“When I get offended is when somebody says ‘you can’t be from Wales – you’re not from Wales’.
“Just because you’re black and you live in Wales – it doesn’t make you any less Welsh.”
Sheldon Mills grew up in a working class family in Ely, Cardiff, and despite the doubts of a teacher is now an executive director of the Financial Conduct Authority.
He is one of one of a handful of people who have shared their experience of growing up black in Wales for documentary Black and Welsh.
Recalling an experience at school, he told the documentary: “I said [to my teacher]: ‘Sir, I’m going to be a lawyer and I’m going to go to King’s College London’.

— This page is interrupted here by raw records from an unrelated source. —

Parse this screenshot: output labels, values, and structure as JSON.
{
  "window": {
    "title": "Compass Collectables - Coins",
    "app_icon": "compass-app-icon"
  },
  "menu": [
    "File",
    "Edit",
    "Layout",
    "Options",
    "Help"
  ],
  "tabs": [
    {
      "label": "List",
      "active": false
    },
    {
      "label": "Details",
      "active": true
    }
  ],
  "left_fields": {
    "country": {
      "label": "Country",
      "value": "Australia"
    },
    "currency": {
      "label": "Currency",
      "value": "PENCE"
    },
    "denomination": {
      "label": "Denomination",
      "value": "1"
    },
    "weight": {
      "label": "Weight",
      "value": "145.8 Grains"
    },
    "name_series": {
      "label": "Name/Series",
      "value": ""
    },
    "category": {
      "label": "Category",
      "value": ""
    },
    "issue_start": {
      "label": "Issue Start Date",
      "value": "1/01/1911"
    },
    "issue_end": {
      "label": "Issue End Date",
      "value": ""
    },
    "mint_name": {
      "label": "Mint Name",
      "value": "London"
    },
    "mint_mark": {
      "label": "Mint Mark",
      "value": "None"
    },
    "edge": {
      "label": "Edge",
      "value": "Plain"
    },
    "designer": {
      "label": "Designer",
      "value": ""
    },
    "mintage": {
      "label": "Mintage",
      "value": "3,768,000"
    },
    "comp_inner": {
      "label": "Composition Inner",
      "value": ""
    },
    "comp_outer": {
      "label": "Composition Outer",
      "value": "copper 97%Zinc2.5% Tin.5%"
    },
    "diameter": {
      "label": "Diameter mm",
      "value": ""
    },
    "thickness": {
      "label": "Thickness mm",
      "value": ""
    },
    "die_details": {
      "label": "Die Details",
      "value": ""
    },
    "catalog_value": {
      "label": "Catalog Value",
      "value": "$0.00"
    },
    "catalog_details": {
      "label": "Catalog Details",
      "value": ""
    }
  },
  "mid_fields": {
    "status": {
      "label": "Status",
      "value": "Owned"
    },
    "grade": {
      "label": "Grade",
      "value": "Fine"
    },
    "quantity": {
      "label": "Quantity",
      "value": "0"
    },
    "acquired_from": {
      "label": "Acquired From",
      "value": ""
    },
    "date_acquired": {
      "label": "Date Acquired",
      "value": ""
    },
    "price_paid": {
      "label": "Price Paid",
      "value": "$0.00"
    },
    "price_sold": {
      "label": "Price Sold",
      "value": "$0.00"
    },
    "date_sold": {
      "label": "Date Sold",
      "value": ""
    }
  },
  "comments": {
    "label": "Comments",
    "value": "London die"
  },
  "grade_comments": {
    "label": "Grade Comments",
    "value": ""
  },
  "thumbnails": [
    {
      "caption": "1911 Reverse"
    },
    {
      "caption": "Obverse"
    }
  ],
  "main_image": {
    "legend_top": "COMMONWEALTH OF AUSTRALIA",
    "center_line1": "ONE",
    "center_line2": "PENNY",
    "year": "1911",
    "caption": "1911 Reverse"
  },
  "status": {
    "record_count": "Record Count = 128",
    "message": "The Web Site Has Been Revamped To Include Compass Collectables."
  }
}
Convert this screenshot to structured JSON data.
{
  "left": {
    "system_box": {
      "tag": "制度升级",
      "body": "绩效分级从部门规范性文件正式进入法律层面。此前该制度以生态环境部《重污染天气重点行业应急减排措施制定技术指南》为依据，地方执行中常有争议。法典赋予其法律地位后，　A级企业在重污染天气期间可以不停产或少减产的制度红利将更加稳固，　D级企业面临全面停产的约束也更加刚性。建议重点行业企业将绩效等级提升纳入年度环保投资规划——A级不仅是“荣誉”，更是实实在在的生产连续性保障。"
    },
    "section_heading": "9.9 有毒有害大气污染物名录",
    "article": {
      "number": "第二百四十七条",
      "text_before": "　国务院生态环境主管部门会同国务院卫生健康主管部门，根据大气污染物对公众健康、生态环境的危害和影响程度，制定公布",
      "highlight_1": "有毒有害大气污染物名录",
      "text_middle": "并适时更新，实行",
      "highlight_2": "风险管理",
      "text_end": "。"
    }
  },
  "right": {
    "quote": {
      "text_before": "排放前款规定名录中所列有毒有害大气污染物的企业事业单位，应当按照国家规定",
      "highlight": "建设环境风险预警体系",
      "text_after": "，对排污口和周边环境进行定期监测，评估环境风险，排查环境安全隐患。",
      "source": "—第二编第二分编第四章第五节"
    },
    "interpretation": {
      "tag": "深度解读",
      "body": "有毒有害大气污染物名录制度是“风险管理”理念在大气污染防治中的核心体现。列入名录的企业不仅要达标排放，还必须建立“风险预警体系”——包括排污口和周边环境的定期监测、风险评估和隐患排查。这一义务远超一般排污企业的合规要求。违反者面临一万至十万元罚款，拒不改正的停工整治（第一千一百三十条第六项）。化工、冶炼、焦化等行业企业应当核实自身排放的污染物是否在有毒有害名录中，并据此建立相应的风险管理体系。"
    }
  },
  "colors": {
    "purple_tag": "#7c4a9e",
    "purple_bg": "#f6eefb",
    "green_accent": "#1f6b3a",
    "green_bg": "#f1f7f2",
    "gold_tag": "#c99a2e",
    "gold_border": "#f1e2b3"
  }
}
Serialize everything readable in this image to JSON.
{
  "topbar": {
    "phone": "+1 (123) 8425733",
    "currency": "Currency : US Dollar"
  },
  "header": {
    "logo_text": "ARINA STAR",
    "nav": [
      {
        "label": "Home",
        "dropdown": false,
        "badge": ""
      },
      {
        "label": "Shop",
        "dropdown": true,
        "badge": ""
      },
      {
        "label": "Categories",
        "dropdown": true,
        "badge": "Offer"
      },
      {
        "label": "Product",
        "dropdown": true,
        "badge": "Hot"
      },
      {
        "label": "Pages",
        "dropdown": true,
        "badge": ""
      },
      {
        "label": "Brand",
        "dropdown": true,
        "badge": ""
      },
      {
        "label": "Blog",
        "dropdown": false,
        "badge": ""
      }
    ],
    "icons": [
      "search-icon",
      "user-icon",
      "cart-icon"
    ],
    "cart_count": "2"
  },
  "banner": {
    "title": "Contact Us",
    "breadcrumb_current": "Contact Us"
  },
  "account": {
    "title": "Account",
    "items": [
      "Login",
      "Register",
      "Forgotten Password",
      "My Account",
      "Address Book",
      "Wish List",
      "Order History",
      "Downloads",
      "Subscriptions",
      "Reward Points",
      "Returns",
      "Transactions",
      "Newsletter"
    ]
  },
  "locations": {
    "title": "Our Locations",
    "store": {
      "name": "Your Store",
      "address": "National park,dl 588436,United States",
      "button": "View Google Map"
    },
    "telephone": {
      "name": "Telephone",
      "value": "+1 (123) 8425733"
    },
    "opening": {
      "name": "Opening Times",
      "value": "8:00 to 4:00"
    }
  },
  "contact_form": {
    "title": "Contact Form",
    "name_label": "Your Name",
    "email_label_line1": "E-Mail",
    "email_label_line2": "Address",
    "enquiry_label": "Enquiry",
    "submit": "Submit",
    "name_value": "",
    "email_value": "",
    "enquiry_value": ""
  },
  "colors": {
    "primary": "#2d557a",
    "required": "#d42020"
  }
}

“And he said: ‘You will never go to King’s College London, Sheldon.’
“And I said: ‘Yes I will’. And I did.”
He said this story serves as an example of how “people underestimate what a black boy, now man, can actually do”.
“And that’s why it saddens me, not just for me, for all black boys,” he said.
The documentary has been made by Liana Stewart, who describes herself as being from a “really diverse and super close family” in Butetown, Cardiff.
Her father is from Jamaica and her mother is mixed race – “Welsh, Chinese, Barbadian and English to be exact,” she said.
She said she grow up in the 1990s when there were very few black role models on television and she wanted to “create a space where we can be seen and heard”.
‘Where are you from?’
Sheldon is not the only person featured in the documentary who said his appearance caused people to question his Welshness.
“It always gets followed by ‘but where are you really from?'” said poet Ali Goolyad.
“Oh, do you mean where’s my black from?” retorted student Maya Oyibo-Goss.
Actor Alexandria Riley said: “For me, ‘where are you from?’ translates into ‘you’re not from here’.”